FIG. 5 illustrates the reactivation cylinder spark control scheme of the present invention. The control scheme of FIG. 5 is executed every firing event similar to the control scheme of FIG. 4. Inputs to the control diagram of FIG. 5 include the cylinder number (Cyl_Num) (a counter representing the current cylinder on its compression stroke in preparation for combustion), Deac_Time, and CD_Disabled. Block 64 counts complete engine cycles between the deactivation and reactivation of a cylinder 24. The Deac_Time and counter in block 64 are processed by block 66 to select from a table the reactivation cycle over torque gain (Reac_Cycle_Over_Torque_Gain). Over_Torque is the amount of excess torque present at the start of a cylinder reactivation due to excess air per cylinder. The Reac_Cycle_Over_Torque_Gain is the amount of the reduction of Over_Torque needed, in combination with fuel enrichment, to stabilize the torque generated by the reactivation cylinder 24 and the overall engine 12 torque. Selector block 68 uses Cylinder_Number to determine if a cylinder 24 currently next for spark delivery is a previously deactivated cylinder that will receive a reduced spark retard (gain<1, based on reduction in Over_Torque) or a continuously active cylinder that will receive the full spark retard (gain=1). Final_Over_Torque for the cylinder 24 is calculated in Block 70 by multiplication of the React_Over_Torque_Gain and Base_Reac_Over_Torque reduction. In block 72, the final spark retard is determined from a look-up table or equation of Spark_Retard vs. Over_Torque.

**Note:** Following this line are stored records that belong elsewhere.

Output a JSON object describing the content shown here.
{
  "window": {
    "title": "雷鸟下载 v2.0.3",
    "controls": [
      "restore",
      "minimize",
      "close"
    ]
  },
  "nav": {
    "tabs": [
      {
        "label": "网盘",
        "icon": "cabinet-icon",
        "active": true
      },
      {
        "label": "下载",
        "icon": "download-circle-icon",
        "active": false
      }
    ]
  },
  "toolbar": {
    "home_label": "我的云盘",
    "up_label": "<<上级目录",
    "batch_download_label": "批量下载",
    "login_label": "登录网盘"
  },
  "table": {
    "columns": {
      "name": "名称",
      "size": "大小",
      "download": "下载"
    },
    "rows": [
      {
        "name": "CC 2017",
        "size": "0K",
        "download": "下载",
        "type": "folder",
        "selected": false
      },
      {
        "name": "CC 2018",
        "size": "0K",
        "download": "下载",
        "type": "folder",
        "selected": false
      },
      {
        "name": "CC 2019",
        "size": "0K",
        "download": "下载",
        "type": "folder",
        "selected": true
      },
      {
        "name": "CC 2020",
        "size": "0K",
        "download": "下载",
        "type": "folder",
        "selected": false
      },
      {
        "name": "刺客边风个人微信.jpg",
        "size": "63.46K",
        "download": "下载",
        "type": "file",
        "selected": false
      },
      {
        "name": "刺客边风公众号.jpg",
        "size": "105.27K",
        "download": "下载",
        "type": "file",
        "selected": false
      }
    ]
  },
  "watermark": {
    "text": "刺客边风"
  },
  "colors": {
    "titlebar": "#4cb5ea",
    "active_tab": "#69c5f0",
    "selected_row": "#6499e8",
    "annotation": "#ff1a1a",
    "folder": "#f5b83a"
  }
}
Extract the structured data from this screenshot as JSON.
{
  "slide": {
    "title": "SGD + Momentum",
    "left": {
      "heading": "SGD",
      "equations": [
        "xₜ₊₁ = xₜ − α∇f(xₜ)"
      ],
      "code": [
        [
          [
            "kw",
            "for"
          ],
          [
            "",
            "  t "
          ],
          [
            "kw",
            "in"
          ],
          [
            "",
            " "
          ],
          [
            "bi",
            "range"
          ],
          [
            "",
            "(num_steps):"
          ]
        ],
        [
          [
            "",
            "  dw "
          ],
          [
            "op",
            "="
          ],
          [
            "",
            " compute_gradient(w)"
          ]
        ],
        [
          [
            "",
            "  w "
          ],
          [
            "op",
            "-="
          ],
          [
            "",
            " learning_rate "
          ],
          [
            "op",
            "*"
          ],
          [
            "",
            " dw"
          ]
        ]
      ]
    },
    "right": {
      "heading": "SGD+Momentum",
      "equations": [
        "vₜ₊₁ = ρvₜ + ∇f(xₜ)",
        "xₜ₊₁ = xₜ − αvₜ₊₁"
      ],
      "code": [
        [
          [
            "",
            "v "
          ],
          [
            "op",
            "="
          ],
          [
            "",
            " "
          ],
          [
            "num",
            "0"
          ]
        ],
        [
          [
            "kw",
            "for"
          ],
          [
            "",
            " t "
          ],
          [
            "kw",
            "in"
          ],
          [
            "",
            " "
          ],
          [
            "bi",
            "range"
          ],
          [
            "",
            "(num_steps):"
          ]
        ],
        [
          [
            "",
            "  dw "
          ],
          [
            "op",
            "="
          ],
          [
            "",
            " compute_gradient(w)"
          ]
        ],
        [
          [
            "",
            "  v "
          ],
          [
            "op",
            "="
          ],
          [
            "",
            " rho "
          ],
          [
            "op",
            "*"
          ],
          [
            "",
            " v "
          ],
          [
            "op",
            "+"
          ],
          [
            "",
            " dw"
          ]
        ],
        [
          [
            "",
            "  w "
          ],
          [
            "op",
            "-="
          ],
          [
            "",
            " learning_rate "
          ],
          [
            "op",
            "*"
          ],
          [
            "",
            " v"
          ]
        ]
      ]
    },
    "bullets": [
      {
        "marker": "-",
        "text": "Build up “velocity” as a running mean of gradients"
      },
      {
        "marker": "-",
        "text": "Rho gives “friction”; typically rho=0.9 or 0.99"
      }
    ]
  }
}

The method and apparatus of the present invention compensates for the transient engine torque drops in a variable displacement ICE 12 by increasing the torque output of a reactivating cylinder 24 using fuel enrichment and spark advance/retard.
While this invention has been described in terms of some specific embodiments, it will be appreciated that other forms can readily be adapted by one skilled in the art. Accordingly, the scope of this invention is to be considered limited only by the following claims.